## WHAT TO DO
Where a picture appears, skip it; print everything else in the records exactly as it stands.

■ ■ ■ ■ ■ ■ ■

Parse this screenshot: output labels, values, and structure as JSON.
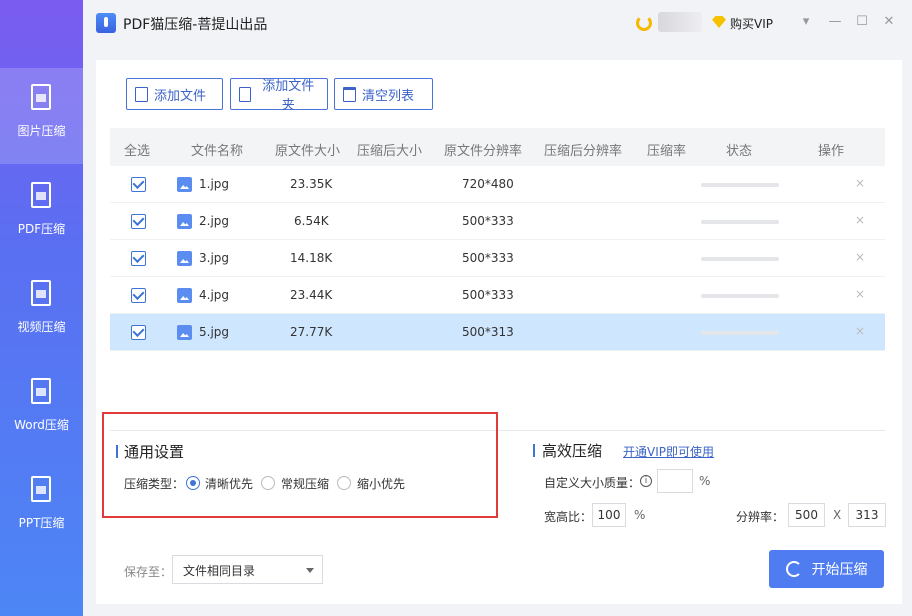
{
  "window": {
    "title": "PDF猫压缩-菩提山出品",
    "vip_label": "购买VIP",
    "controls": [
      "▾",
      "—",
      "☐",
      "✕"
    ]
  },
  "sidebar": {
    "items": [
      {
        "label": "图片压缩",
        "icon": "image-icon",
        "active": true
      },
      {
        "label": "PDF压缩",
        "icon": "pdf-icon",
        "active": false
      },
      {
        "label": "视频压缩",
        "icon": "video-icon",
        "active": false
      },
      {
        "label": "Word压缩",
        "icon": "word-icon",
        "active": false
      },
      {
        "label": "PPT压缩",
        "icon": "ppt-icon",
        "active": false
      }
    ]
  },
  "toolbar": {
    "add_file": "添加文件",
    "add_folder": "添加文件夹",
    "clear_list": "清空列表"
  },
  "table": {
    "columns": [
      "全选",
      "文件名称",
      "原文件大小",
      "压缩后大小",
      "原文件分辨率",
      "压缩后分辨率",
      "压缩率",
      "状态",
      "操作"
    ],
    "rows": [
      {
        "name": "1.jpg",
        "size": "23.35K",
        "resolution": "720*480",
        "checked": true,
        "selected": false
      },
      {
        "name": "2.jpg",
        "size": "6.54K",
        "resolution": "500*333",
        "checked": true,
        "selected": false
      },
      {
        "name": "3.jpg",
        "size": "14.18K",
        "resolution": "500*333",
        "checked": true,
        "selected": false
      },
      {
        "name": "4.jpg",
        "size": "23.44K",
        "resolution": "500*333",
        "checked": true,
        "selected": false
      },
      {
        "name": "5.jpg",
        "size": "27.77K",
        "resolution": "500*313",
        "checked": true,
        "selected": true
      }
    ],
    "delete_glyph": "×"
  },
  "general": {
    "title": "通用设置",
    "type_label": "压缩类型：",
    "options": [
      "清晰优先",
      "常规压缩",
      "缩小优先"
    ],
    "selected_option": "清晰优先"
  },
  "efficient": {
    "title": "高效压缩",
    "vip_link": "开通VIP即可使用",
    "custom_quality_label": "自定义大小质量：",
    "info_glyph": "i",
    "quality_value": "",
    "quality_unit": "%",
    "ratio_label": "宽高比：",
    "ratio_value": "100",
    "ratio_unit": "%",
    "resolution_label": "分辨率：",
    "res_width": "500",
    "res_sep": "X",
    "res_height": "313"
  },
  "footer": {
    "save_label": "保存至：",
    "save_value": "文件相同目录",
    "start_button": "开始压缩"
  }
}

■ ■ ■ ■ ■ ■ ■

## RESULT OF THE EXERCISE
Parse this screenshot: output labels, values, and structure as JSON.
{
  "window": {
    "title": "PDF猫压缩-菩提山出品",
    "vip_label": "购买VIP",
    "controls": [
      "▾",
      "—",
      "☐",
      "✕"
    ]
  },
  "sidebar": {
    "items": [
      {
        "label": "图片压缩",
        "icon": "image-icon",
        "active": true
      },
      {
        "label": "PDF压缩",
        "icon": "pdf-icon",
        "active": false
      },
      {
        "label": "视频压缩",
        "icon": "video-icon",
        "active": false
      },
      {
        "label": "Word压缩",
        "icon": "word-icon",
        "active": false
      },
      {
        "label": "PPT压缩",
        "icon": "ppt-icon",
        "active": false
      }
    ]
  },
  "toolbar": {
    "add_file": "添加文件",
    "add_folder": "添加文件夹",
    "clear_list": "清空列表"
  },
  "table": {
    "columns": [
      "全选",
      "文件名称",
      "原文件大小",
      "压缩后大小",
      "原文件分辨率",
      "压缩后分辨率",
      "压缩率",
      "状态",
      "操作"
    ],
    "rows": [
      {
        "name": "1.jpg",
        "size": "23.35K",
        "resolution": "720*480",
        "checked": true,
        "selected": false
      },
      {
        "name": "2.jpg",
        "size": "6.54K",
        "resolution": "500*333",
        "checked": true,
        "selected": false
      },
      {
        "name": "3.jpg",
        "size": "14.18K",
        "resolution": "500*333",
        "checked": true,
        "selected": false
      },
      {
        "name": "4.jpg",
        "size": "23.44K",
        "resolution": "500*333",
        "checked": true,
        "selected": false
      },
      {
        "name": "5.jpg",
        "size": "27.77K",
        "resolution": "500*313",
        "checked": true,
        "selected": true
      }
    ],
    "delete_glyph": "×"
  },
  "general": {
    "title": "通用设置",
    "type_label": "压缩类型：",
    "options": [
      "清晰优先",
      "常规压缩",
      "缩小优先"
    ],
    "selected_option": "清晰优先"
  },
  "efficient": {
    "title": "高效压缩",
    "vip_link": "开通VIP即可使用",
    "custom_quality_label": "自定义大小质量：",
    "info_glyph": "i",
    "quality_value": "",
    "quality_unit": "%",
    "ratio_label": "宽高比：",
    "ratio_value": "100",
    "ratio_unit": "%",
    "resolution_label": "分辨率：",
    "res_width": "500",
    "res_sep": "X",
    "res_height": "313"
  },
  "footer": {
    "save_label": "保存至：",
    "save_value": "文件相同目录",
    "start_button": "开始压缩"
  }
}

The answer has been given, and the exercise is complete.